Here, you will learn how to backup and restore a Docker container locally – an alternative approach to push and pull the container from Docker Hub.
If you need to learn the basics of Docker, please check this other tutorial.
1. Why Should You Care about Backuping a Docker Container?
There are several reasons why you should care about backing up a Docker container:
- Data Protection: Docker containers often store important data, such as database records, user information, and application configurations. By backing up this data, you can ensure that it is protected in case of data loss or corruption.
- Disaster Recovery: Backing up Docker containers can help you quickly recover from disaster scenarios, such as server crashes or data center outages. With a backup, you can easily restore the data and applications stored in a Docker container.
- Version Control: Backing up Docker containers can help you maintain version control over your applications and data. By taking regular backups, you can easily revert to previous versions of your container if necessary.

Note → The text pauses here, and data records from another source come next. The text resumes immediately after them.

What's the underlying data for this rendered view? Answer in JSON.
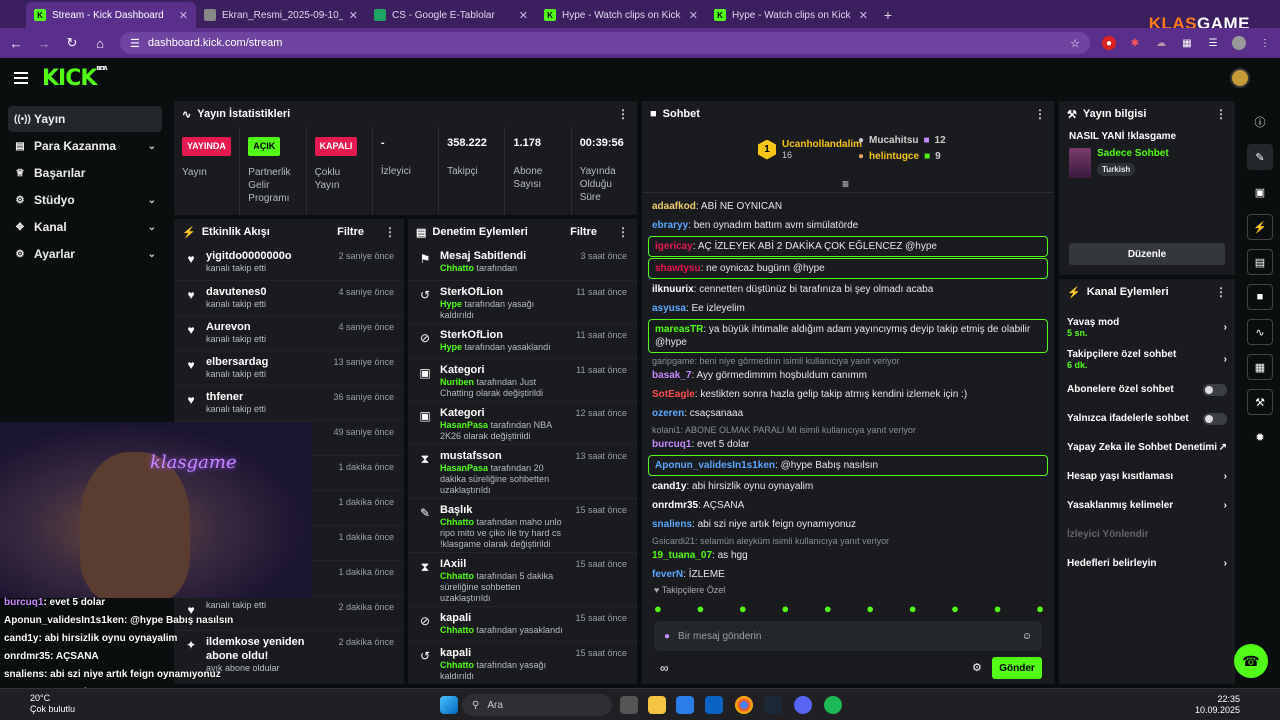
{
  "browser": {
    "tabs": [
      {
        "title": "Stream - Kick Dashboard",
        "fav": "K",
        "color": "#53fc18"
      },
      {
        "title": "Ekran_Resmi_2025-09-10_21.2…",
        "fav": "",
        "color": "#888888"
      },
      {
        "title": "CS - Google E-Tablolar",
        "fav": "",
        "color": "#1fa463"
      },
      {
        "title": "Hype - Watch clips on Kick",
        "fav": "K",
        "color": "#53fc18"
      },
      {
        "title": "Hype - Watch clips on Kick",
        "fav": "K",
        "color": "#53fc18"
      }
    ],
    "url": "dashboard.kick.com/stream",
    "brand_a": "KLAS",
    "brand_b": "GAME"
  },
  "kick": {
    "logo": "KICK",
    "logo_sup": "BETA"
  },
  "sidebar": {
    "items": [
      {
        "label": "Yayın",
        "icon": "((•))"
      },
      {
        "label": "Para Kazanma",
        "icon": "▤"
      },
      {
        "label": "Başarılar",
        "icon": "♕"
      },
      {
        "label": "Stüdyo",
        "icon": "⚙"
      },
      {
        "label": "Kanal",
        "icon": "✥"
      },
      {
        "label": "Ayarlar",
        "icon": "⚙"
      }
    ]
  },
  "stats": {
    "title": "Yayın İstatistikleri",
    "cols": [
      {
        "badge": "YAYINDA",
        "badge_bg": "#e3194f",
        "badge_fg": "#ffffff",
        "label": "Yayın"
      },
      {
        "badge": "AÇIK",
        "badge_bg": "#53fc18",
        "badge_fg": "#000000",
        "label": "Partnerlik Gelir Programı"
      },
      {
        "badge": "KAPALI",
        "badge_bg": "#e3194f",
        "badge_fg": "#ffffff",
        "label": "Çoklu Yayın"
      },
      {
        "value": "-",
        "label": "İzleyici"
      },
      {
        "value": "358.222",
        "label": "Takipçi"
      },
      {
        "value": "1.178",
        "label": "Abone Sayısı"
      },
      {
        "value": "00:39:56",
        "label": "Yayında Olduğu Süre"
      }
    ]
  },
  "activity": {
    "title": "Etkinlik Akışı",
    "filter": "Filtre",
    "items": [
      {
        "name": "yigitdo0000000o",
        "desc": "kanalı takip etti",
        "time": "2 saniye önce"
      },
      {
        "name": "davutenes0",
        "desc": "kanalı takip etti",
        "time": "4 saniye önce"
      },
      {
        "name": "Aurevon",
        "desc": "kanalı takip etti",
        "time": "4 saniye önce"
      },
      {
        "name": "elbersardag",
        "desc": "kanalı takip etti",
        "time": "13 saniye önce"
      },
      {
        "name": "thfener",
        "desc": "kanalı takip etti",
        "time": "36 saniye önce"
      },
      {
        "name": "",
        "desc": "",
        "time": "49 saniye önce"
      },
      {
        "name": "",
        "desc": "",
        "time": "1 dakika önce"
      },
      {
        "name": "",
        "desc": "",
        "time": "1 dakika önce"
      },
      {
        "name": "",
        "desc": "",
        "time": "1 dakika önce"
      },
      {
        "name": "",
        "desc": "",
        "time": "1 dakika önce"
      },
      {
        "name": "",
        "desc": "kanalı takip etti",
        "time": "2 dakika önce"
      },
      {
        "name": "ildemkose yeniden abone oldu!",
        "desc": "ayık abone oldular",
        "time": "2 dakika önce"
      }
    ]
  },
  "moderation": {
    "title": "Denetim Eylemleri",
    "filter": "Filtre",
    "items": [
      {
        "icon": "⚑",
        "name": "Mesaj Sabitlendi",
        "actor": "Chhatto",
        "rest": "tarafından",
        "time": "3 saat önce"
      },
      {
        "icon": "↺",
        "name": "SterkOfLion",
        "actor": "Hype",
        "rest": "tarafından yasağı kaldırıldı",
        "time": "11 saat önce"
      },
      {
        "icon": "⊘",
        "name": "SterkOfLion",
        "actor": "Hype",
        "rest": "tarafından yasaklandı",
        "time": "11 saat önce"
      },
      {
        "icon": "▣",
        "name": "Kategori",
        "actor": "Nuriben",
        "rest": "tarafından Just Chatting olarak değiştirildi",
        "time": "11 saat önce"
      },
      {
        "icon": "▣",
        "name": "Kategori",
        "actor": "HasanPasa",
        "rest": "tarafından NBA 2K26 olarak değiştirildi",
        "time": "12 saat önce"
      },
      {
        "icon": "⧗",
        "name": "mustafsson",
        "actor": "HasanPasa",
        "rest": "tarafından 20 dakika süreliğine sohbetten uzaklaştırıldı",
        "time": "13 saat önce"
      },
      {
        "icon": "✎",
        "name": "Başlık",
        "actor": "Chhatto",
        "rest": "tarafından maho unlo ripo mito ve çiko ile try hard cs !klasgame olarak değiştirildi",
        "time": "15 saat önce"
      },
      {
        "icon": "⧗",
        "name": "IAxiil",
        "actor": "Chhatto",
        "rest": "tarafından 5 dakika süreliğine sohbetten uzaklaştırıldı",
        "time": "15 saat önce"
      },
      {
        "icon": "⊘",
        "name": "kapali",
        "actor": "Chhatto",
        "rest": "tarafından yasaklandı",
        "time": "15 saat önce"
      },
      {
        "icon": "↺",
        "name": "kapali",
        "actor": "Chhatto",
        "rest": "tarafından yasağı kaldırıldı",
        "time": "15 saat önce"
      },
      {
        "icon": "⊘",
        "name": "kapali",
        "actor": "",
        "rest": "",
        "time": "15 saat önce"
      }
    ]
  },
  "chat": {
    "title": "Sohbet",
    "top": [
      {
        "rank": "1",
        "name": "Ucanhollandalim",
        "count": "16",
        "color": "#f5c518"
      },
      {
        "name": "Mucahitsu",
        "count": "12",
        "color": "#cfcfcf"
      },
      {
        "name": "helintugce",
        "count": "9",
        "color": "#e8a060"
      }
    ],
    "messages": [
      {
        "user": "adaafkod",
        "color": "#f0d070",
        "text": "ABİ NE OYNICAN"
      },
      {
        "user": "ebraryy",
        "color": "#5fa8ff",
        "text": "ben oynadım battım avm simülatörde"
      },
      {
        "user": "igericay",
        "color": "#e3194f",
        "text": "AÇ İZLEYEK ABİ 2 DAKİKA ÇOK EĞLENCEZ @hype",
        "hl": true
      },
      {
        "user": "shawtysu",
        "color": "#e3194f",
        "text": "ne oynicaz bugünn @hype",
        "hl": true
      },
      {
        "user": "ilknuurix",
        "color": "#ffffff",
        "text": "cennetten düştünüz bi tarafınıza bi şey olmadı acaba"
      },
      {
        "user": "asyusa",
        "color": "#5fa8ff",
        "text": "Ee izleyelim"
      },
      {
        "user": "mareasTR",
        "color": "#53fc18",
        "text": "ya büyük ihtimalle aldığım adam yayıncıymış deyip takip etmiş de olabilir @hype",
        "hl": true
      },
      {
        "reply": "garipgame: beni niye görmedinn isimli kullanıcıya yanıt veriyor",
        "user": "basak_7",
        "color": "#c88bff",
        "text": "Ayy görmedimmm hoşbuldum canımm"
      },
      {
        "user": "SotEagle",
        "color": "#ff4d4d",
        "text": "kestikten sonra hazla gelip takip atmış kendini izlemek için :)"
      },
      {
        "user": "ozeren",
        "color": "#5fa8ff",
        "text": "csaçsanaaa"
      },
      {
        "reply": "kolani1: ABONE OLMAK PARALI MI isimli kullanıcıya yanıt veriyor",
        "user": "burcuq1",
        "color": "#c88bff",
        "text": "evet 5 dolar"
      },
      {
        "user": "Aponun_validesIn1s1ken",
        "color": "#5fa8ff",
        "text": "@hype Babış nasılsın",
        "hl": true
      },
      {
        "user": "cand1y",
        "color": "#ffffff",
        "text": "abi hirsizlik oynu oynayalim"
      },
      {
        "user": "onrdmr35",
        "color": "#ffffff",
        "text": "AÇSANA"
      },
      {
        "user": "snaliens",
        "color": "#5fa8ff",
        "text": "abi szi niye artık feign oynamıyonuz"
      },
      {
        "reply": "Gsicardi21: selamün aleyküm isimli kullanıcıya yanıt veriyor",
        "user": "19_tuana_07",
        "color": "#53fc18",
        "text": "as hgg"
      },
      {
        "user": "feverN",
        "color": "#5fa8ff",
        "text": "İZLEME"
      }
    ],
    "followers_only": "Takipçilere Özel",
    "placeholder": "Bir mesaj gönderin",
    "send": "Gönder"
  },
  "streaminfo": {
    "title": "Yayın bilgisi",
    "stream_title": "NASIL YANİ !klasgame",
    "category": "Sadece Sohbet",
    "tag": "Turkish",
    "edit": "Düzenle"
  },
  "channel_actions": {
    "title": "Kanal Eylemleri",
    "items": [
      {
        "label": "Yavaş mod",
        "sub": "5 sn.",
        "ctl": "chev"
      },
      {
        "label": "Takipçilere özel sohbet",
        "sub": "6 dk.",
        "ctl": "chev"
      },
      {
        "label": "Abonelere özel sohbet",
        "ctl": "toggle"
      },
      {
        "label": "Yalnızca ifadelerle sohbet",
        "ctl": "toggle"
      },
      {
        "label": "Yapay Zeka ile Sohbet Denetimi",
        "ctl": "ext"
      },
      {
        "label": "Hesap yaşı kısıtlaması",
        "ctl": "chev"
      },
      {
        "label": "Yasaklanmış kelimeler",
        "ctl": "chev"
      },
      {
        "label": "İzleyici Yönlendir",
        "ctl": "none",
        "dim": true
      },
      {
        "label": "Hedefleri belirleyin",
        "ctl": "chev"
      }
    ]
  },
  "overlay": [
    {
      "user": "burcuq1",
      "text": ": evet 5 dolar"
    },
    {
      "user": "Aponun_validesIn1s1ken",
      "text": ": @hype Babış nasılsın"
    },
    {
      "user": "cand1y",
      "text": ": abi hirsizlik oynu oynayalim"
    },
    {
      "user": "onrdmr35",
      "text": ": AÇSANA"
    },
    {
      "user": "snaliens",
      "text": ": abi szi niye artık feign oynamıyonuz"
    },
    {
      "user": "19_tuana_07",
      "text": ": as hgg"
    },
    {
      "user": "İZLEME",
      "text": ""
    }
  ],
  "webcam_neon": "klasgame",
  "taskbar": {
    "search": "Ara",
    "time": "22:35",
    "date": "10.09.2025",
    "temp": "20°C",
    "weather": "Çok bulutlu"
  }
}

- Reproducibility: Backing up Docker containers can help you reproduce a particular state of your applications and data. This can be useful when testing or debugging applications.

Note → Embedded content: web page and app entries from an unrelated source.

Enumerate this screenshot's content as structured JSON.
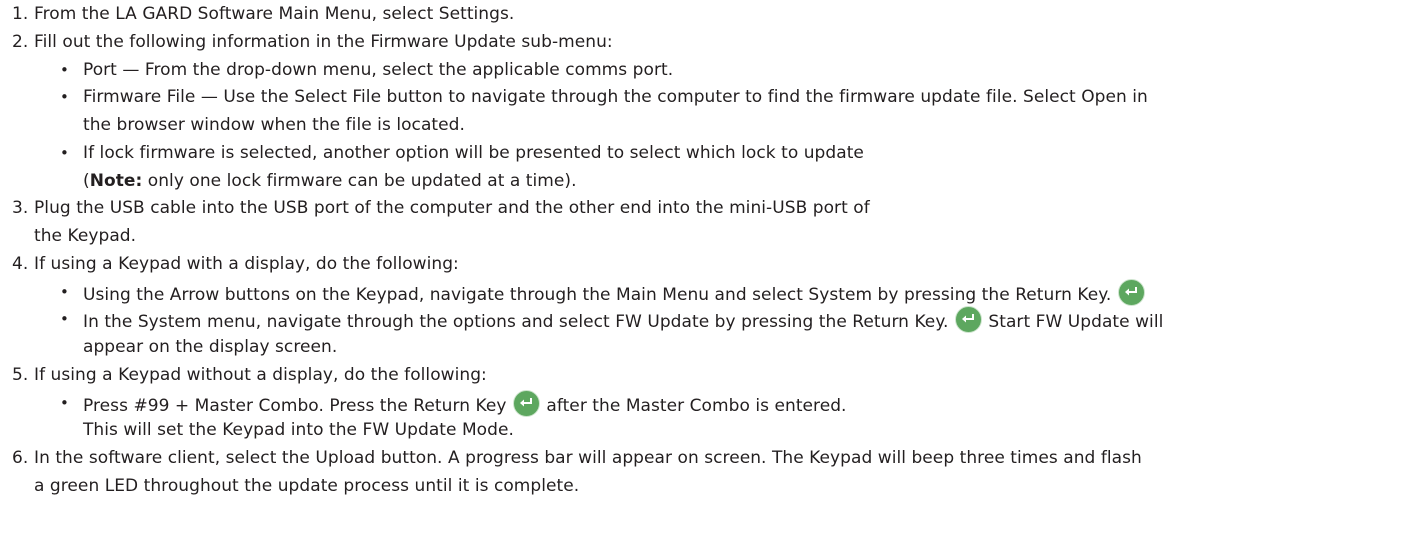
{
  "steps": [
    {
      "number": "1.",
      "text": "From the LA GARD Software Main Menu, select Settings."
    },
    {
      "number": "2.",
      "text": "Fill out the following information in the Firmware Update sub-menu:",
      "bullets": [
        {
          "text": "Port — From the drop-down menu, select the applicable comms port."
        },
        {
          "line1": "Firmware File — Use the Select File button to navigate through the computer to find the firmware update file. Select Open in",
          "line2": "the browser window when the file is located."
        },
        {
          "line1": "If lock firmware is selected, another option will be presented to select which lock to update",
          "note_open": "(",
          "note_label": "Note:",
          "note_text": " only one lock firmware can be updated at a time)."
        }
      ]
    },
    {
      "number": "3.",
      "line1": "Plug the USB cable into the USB port of the computer and the other end into the mini-USB port of",
      "line2": "the Keypad."
    },
    {
      "number": "4.",
      "text": "If using a Keypad with a display, do the following:",
      "bullets": [
        {
          "text": "Using the Arrow buttons on the Keypad, navigate through the Main Menu and select System by pressing the Return Key."
        },
        {
          "text_before": "In the System menu, navigate through the options and select FW Update by pressing the Return Key.",
          "text_after": "Start FW Update will",
          "line2": "appear on the display screen."
        }
      ]
    },
    {
      "number": "5.",
      "text": "If using a Keypad without a display, do the following:",
      "bullets": [
        {
          "text_before": "Press #99 + Master Combo. Press the Return Key",
          "text_after": "after the Master Combo is entered.",
          "line2": "This will set the Keypad into the FW Update Mode."
        }
      ]
    },
    {
      "number": "6.",
      "line1": "In the software client, select the Upload button. A progress bar will appear on screen. The Keypad will beep three times and flash",
      "line2": "a green LED throughout the update process until it is complete."
    }
  ],
  "icons": {
    "return_key": "return-key-icon",
    "bullet": "•"
  },
  "colors": {
    "text": "#231f20",
    "return_key_fill": "#5da75f"
  }
}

- Security: Backing up Docker containers can help you secure your data by keeping a copy of it in a secure location. This can protect against unauthorized access, theft, or other security threats.
Overall, backing up Docker containers is an important part of a comprehensive data management strategy. By taking regular backups, you can ensure that your data is protected and that you can quickly recover from unexpected events.

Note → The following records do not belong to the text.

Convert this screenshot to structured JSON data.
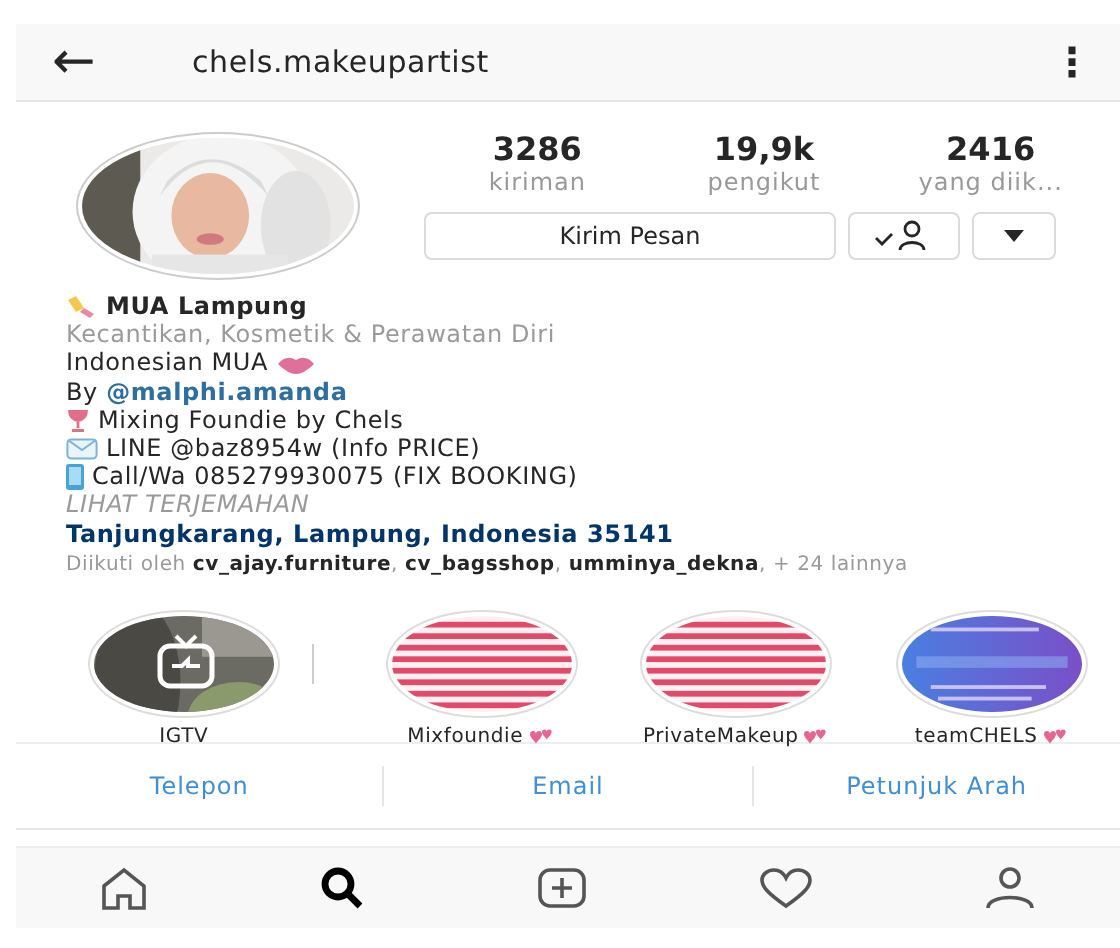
{
  "top_bar": {
    "back": "←",
    "username": "chels.makeupartist",
    "menu": "⋮"
  },
  "stats": [
    {
      "value": "3286",
      "label": "kiriman"
    },
    {
      "value": "19,9k",
      "label": "pengikut"
    },
    {
      "value": "2416",
      "label": "yang diik..."
    }
  ],
  "actions": {
    "message": "Kirim Pesan"
  },
  "bio": {
    "name": "MUA Lampung",
    "category": "Kecantikan, Kosmetik & Perawatan Diri",
    "lines": [
      {
        "kind": "plain",
        "text": "Indonesian MUA"
      },
      {
        "kind": "mention",
        "text": "By ",
        "link": "@malphi.amanda"
      },
      {
        "kind": "plain",
        "text": "Mixing Foundie by Chels"
      },
      {
        "kind": "plain",
        "text": "LINE @baz8954w (Info PRICE)"
      },
      {
        "kind": "plain",
        "text": "Call/Wa 085279930075 (FIX BOOKING)"
      }
    ],
    "translate": "LIHAT TERJEMAHAN",
    "address": "Tanjungkarang, Lampung, Indonesia 35141",
    "followed_by": "Diikuti oleh **cv_ajay.furniture**, **cv_bagsshop**, **umminya_dekna**, + 24 lainnya"
  },
  "highlights": [
    {
      "kind": "igtv",
      "label": "IGTV"
    },
    {
      "kind": "stripes",
      "label": "Mixfoundie"
    },
    {
      "kind": "stripes",
      "label": "PrivateMakeup"
    },
    {
      "kind": "cover",
      "label": "teamCHELS"
    }
  ],
  "contacts": [
    "Telepon",
    "Email",
    "Petunjuk Arah"
  ],
  "nav": [
    {
      "selected": false
    },
    {
      "selected": true
    },
    {
      "selected": false
    },
    {
      "selected": false
    },
    {
      "selected": false
    }
  ]
}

2. How to Backup a Docker Container
Backing up a Docker container is a 4 step process:
First, the user needs to run the docker image by using the command below:
$ docker run -it IMAGE_ID
where the IMAGE_ID should be the image you want to backup; find it using the command docker images
Now you have got it running, please open another tab in your terminal, and figure out the running container ID associated with the image above by running:
$ sudo docker container ls
Next, you know which running container to backup, run the command below using the CONTAINER_ID
$ sudo docker commit -p CONTAINER_ID my_backup
The command above commits the container, and finally, the command below will backup the container into a tar file:
$ sudo docker save -o my_backup.tar my_backup
3. How to Restore a Docker Container
Phew! Now that you know how to backup a container, restoring it should be straightforward using the command below:
$ sudo docker load -i my_backup.tar
Last but not least, the command loads the docker image and can be seen when running the command docker images and execute using docker run -it IMAGE_ID
This tutorial teaches an alternative approach to push and pull a container from Docker Hub, and using the step-by-step described here; the user can back it up locally and restore it when desired.